Of all the many ways in which the American public is being taken for a ride by the corporate world, I think the price gouging and profiteering by the pharmaceutical drug industry, aka “Big Pharma,” tops them all.
Today we pay by far the world’s highest prices for prescription drugs. Various studies and comparisons indicate we pay double or more for the same medications as Canada, our neighbor to the north. Canada, incidentally, has some of the world’s higher drug costs. And a report from the International Federation of Health Plans verifies that U.S. pharmaceutical prices are by far the world’s highest.
Once on a trip to Mexico I forgot to pack my blood-pressure medication, Prinivil. But I was able to purchase that same drug in the same quantity at a Mexican pharmacy for $3.50 for which I had been paying $18.00 back home. Needless to say, I took a generous supply back home with me. And no prescription was necessary in Mexico for non-narcotic-based medications.
When questioned about the disparity in foreign and domestic drug prices, Big Pharma spokesmen claim the higher prices are necessary to cover their research and development costs. Baloney! The U.S. taxpayer pays a major part of these costs through the National Institute of Health (NIH) to the tune of $30 billion annually. And much of this research is conducted in state and privately-funded university labs, another free ride for the drug industry.
Unlike other governments that can negotiate lower prices with the pharmaceutical industry based on purchase volume, a standard business practice, U.S. drug companies can, and do, arbitrarily charge any price they want. For instance, the U.S. Veterans Administration, probably the largest U.S. purchaser, is prevented by the powerful congressional drug lobby, Big Pharma’s political arm, from negotiating better prices. How do they do this? The pharmaceutical industry spends more than $1 billion more on congressional lobbying and campaign contributions than the insurance companies which come in second place in the lobbying game. Money talks; it even screams.
Our patent laws insure the protection of intellectual property and provide for the recovery of research and development costs. But when drug patents expire generic versions are then permitted to enter the market. Generics can provide patient benefits through price and quality competition. But through various maneuvers such as “pay for delay” agreements with competitors and restricted product introductions, the benefits from the generics are often delayed or kept off the market entirely. And most of the pharmaceutical industry’s marketing is targeted, not surprisingly, at the physicians who prescribe the medications. The welfare and interests of the patient/consumer are largely ignored. Welcome to the world of free enterprise.

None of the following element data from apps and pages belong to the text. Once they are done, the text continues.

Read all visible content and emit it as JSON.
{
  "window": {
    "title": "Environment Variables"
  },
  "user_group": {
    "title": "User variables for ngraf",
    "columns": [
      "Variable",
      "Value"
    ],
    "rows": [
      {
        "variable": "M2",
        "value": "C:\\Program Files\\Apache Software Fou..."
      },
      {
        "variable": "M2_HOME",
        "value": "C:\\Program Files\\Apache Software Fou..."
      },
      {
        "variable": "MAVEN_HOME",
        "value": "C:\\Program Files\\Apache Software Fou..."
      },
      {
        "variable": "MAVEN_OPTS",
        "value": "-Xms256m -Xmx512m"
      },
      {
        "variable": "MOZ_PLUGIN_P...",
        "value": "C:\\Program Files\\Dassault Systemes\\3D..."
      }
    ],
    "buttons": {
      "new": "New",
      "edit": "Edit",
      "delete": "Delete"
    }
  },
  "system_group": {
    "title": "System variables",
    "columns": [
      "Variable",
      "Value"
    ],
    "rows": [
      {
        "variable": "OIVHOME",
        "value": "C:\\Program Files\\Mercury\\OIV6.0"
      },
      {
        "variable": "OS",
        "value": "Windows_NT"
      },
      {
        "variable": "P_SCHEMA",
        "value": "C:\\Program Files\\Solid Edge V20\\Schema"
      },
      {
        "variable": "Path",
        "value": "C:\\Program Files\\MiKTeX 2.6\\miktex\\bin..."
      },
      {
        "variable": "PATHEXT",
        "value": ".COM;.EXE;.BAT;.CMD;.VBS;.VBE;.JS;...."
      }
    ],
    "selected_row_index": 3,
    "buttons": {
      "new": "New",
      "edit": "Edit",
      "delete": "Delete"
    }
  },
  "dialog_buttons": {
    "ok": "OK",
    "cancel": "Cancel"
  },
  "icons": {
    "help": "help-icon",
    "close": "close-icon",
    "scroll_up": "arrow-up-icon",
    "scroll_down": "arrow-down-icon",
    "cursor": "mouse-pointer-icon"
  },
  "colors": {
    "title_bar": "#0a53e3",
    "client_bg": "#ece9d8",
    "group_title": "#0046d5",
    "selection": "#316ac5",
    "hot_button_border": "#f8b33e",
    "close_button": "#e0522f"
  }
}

The one weakness of our free-market economic system is its reactive, rather than proactive nature. Things must really deteriorate before any corrective action begins. But can we afford to go through this iffy, torturous process with our health care? How many people are going to have to needlessly die because they can’t afford the care and the medications they need before we decide to do what all other developed countries have done decades ago? We pay double or more than other developed nations for our healthcare, yet ours is ranked near the bottom in responsiveness, coverage and quality by the World Health Organization. How long can we continue ignoring this?
George B. Reed Jr., who lives in Rossville, can be reached by email at email@example.com.